|Photo by The Lilac Breasted Roller|
"A zeal", she said, "it's called a zeal of zebras".
"Gee", I cleverly retorted.
It got me to thinking, however. For one thing, would someone please explain to me who comes up with these terms? Is there a committee? Was it a single person? Was it Adam (you know, Eve's main squeeze)? I guess he was around when all the animals first came on the scene. The book of Genesis doesn't include that information. In any case, why does every single animal have to have its own unique term for when there's a bunch of them? (Sketchy grammar in that sentence, I know. Sorry, but I'm on a hard deadline here.) Shouldn't it be simpler? Here are my suggestions:
- All animals with hooves are in herds. (No more "drove" of cattle or "crash" of rhinoceroses, even though there is an undeniable logic to the latter.)
- All animals with paws are in packs. (Forget about a "pride" of lions, a "leap" of leopards - no, I didn't make that one up; these are all coming from the San Diego Zoo, if you must know).
- All animals that live in water are in schools. (Thus dispensing with a "pod" of whales or [although I kind of like this one] a "troubling" of goldfish).
- All animals that have wings are in flocks. (No more "mustering" of storks or "company" of parrots.)
See? Wasn't that easy? Glenn Winters: the man who put the logic in zoological.
NOW: what in the name of Usain Bolt does this have to do with opera? Keep reading. Or don't - what the heck, if you got this far I already have your page-view credited to my statistics, right? But I digress.
You may have noticed that at the bottom of each weekly blog post I discreetly put a plug for my book The Opera Zoo: Singers, Composers and Other Primates. Go ahead - scroll down to the bottom of this post and check it out. <waits patiently while reader checks out book plug> You're back! See? I'm just naturally in a zoological frame of mind.
So: if the denizens of the opera world can be compared to our friends at the zoo (I hesitate to use the word "animals" - there might be one of them reading this right now; gotta be PC about this...), then shouldn't we have appropriate terminology for large groups of them? Darn right we should. So I, Glenn "Dr. Doolitle" Winters, am proud to reveal:
ZOOLOGICAL TERMS FOR LARGE GROUPS OF OPERA FOLK
- a narcissus of tenors
- a valhalla of conductors
- a blocking of stage directors
- a diphthong of chorus masters
- a vamp of mezzos (See what I did there? Not only is "vamp" a musical term, it also kind of describes Carmen and Delilah, two biggie mezzo roles. Dang, I am GOOD at this!)
- a wobble of sopranos
- a delusion of unpublished composers
- a hippocampus of prompters (Note: the hippocampus is also the part of the brain controlling memory.)

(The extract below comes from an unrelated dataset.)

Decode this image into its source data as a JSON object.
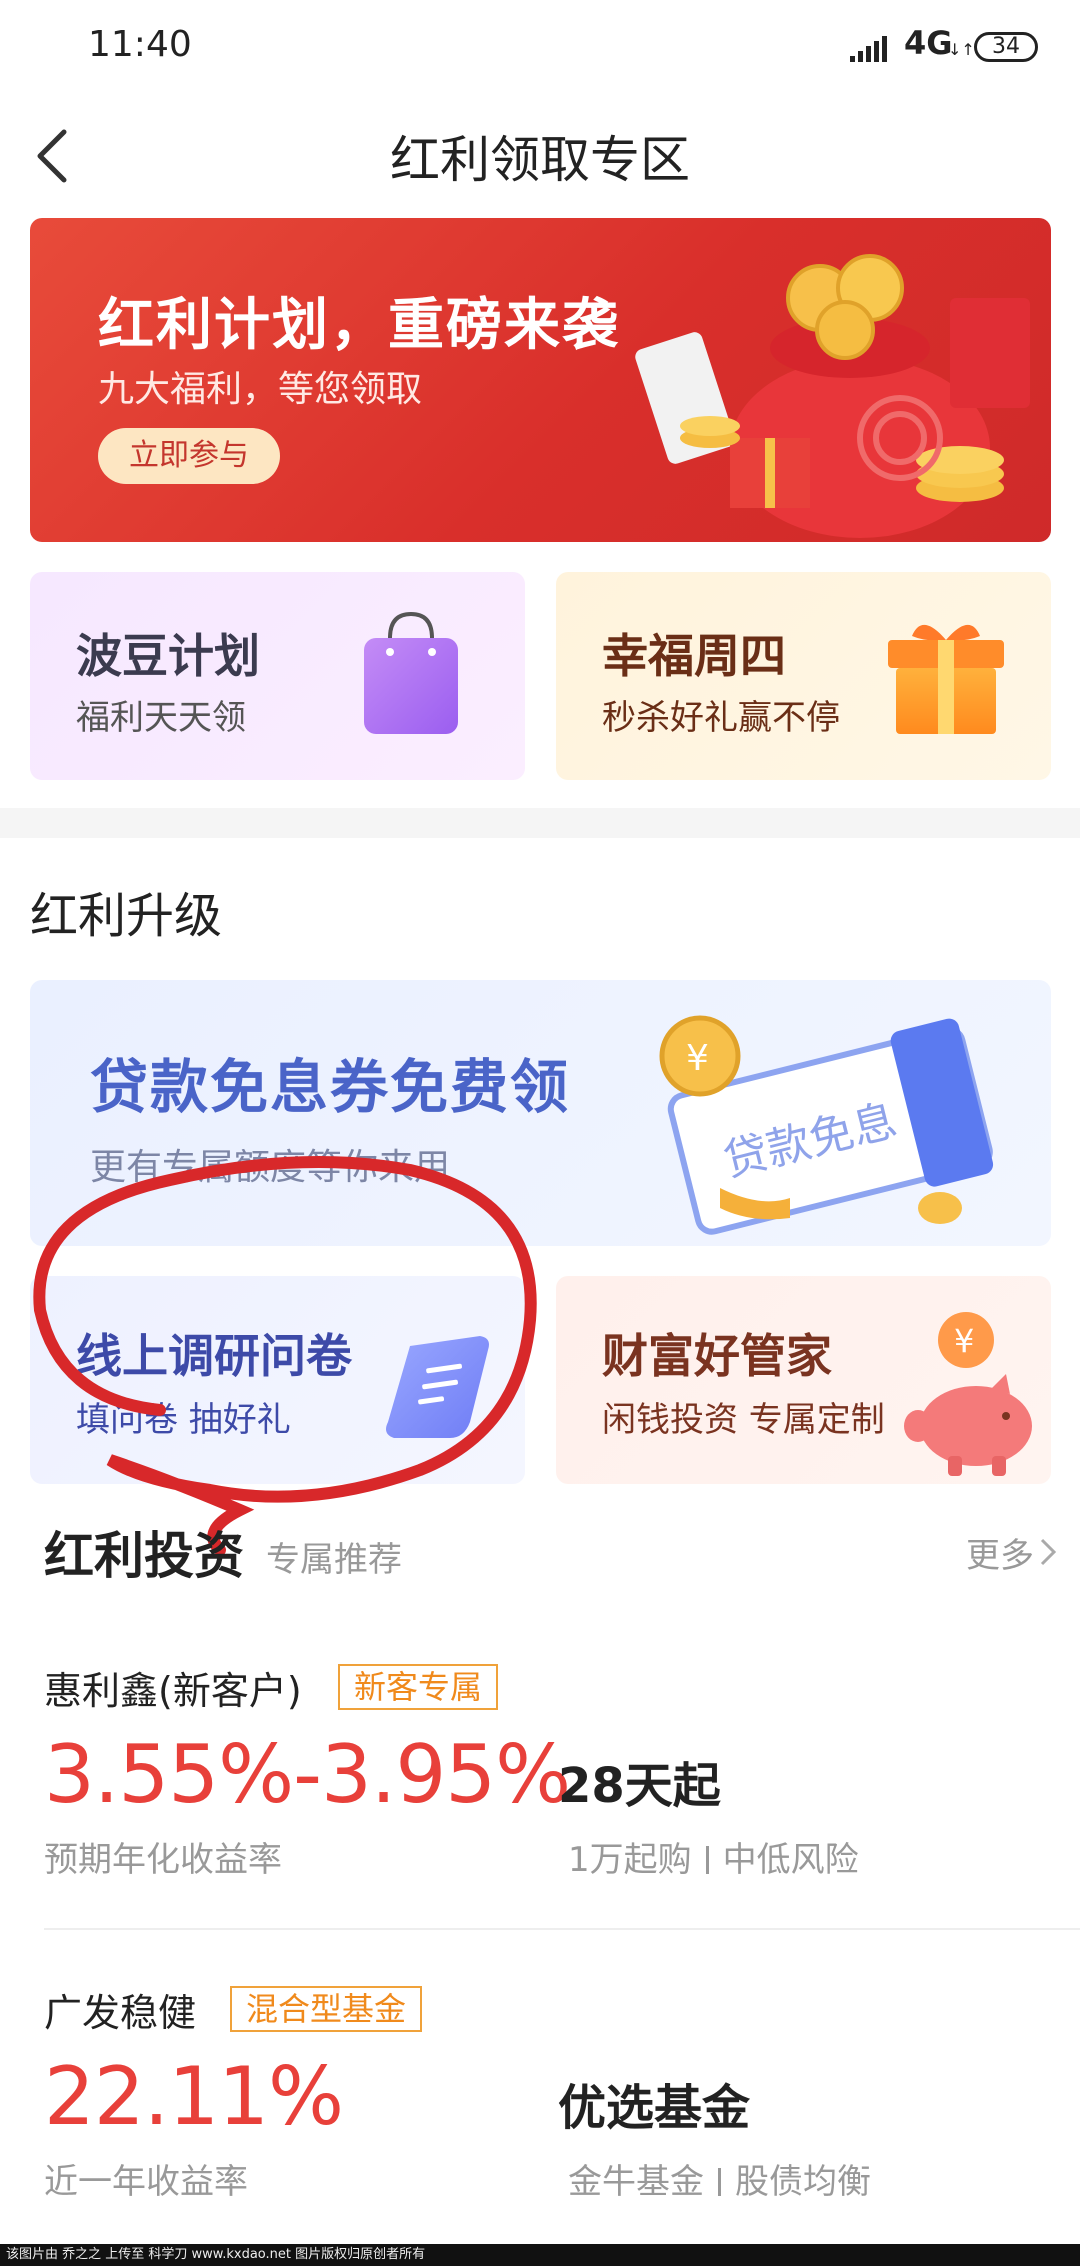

- a growling of basses
- an ennui of pit musicians (I think we can all agree that the moldy old term "orchestra" has outlived its usefulness...)
- an infestation of critics (I suppose I could have gone with "intrusion" which, according to the San Diego Zoo site, is the term for a group of cockroaches...)
- a braying of baritones
- a castration of countertenors
- a hunger of guild members (you can always count on them to show up for meetings that are catered)
- a nanny of accompanists (in the opera world, a pianists' main role is to soothe agitated singers)
- a sculpture of chorus members (most have the onstage acting ability of a... well, you get the idea.)
THERE! Let's see now - is there anyone I've failed to offend or belittle? No? Well then, my work here is done! Now remember, kids - I actually like opera people; it's all in good fun. Tell you what: you come up with a really snarky term for a large group of opera bloggers and then you'll have your revenge. <insert smiley face here>
My new book The Opera Zoo: Singers, Composers and Other Primates is now available from Kendall Hunt Publishing. Order online
at http://www.kendallhunt.com/operazoo or by phone from the Customer Service line at 1-800-344-9034 ext.3020.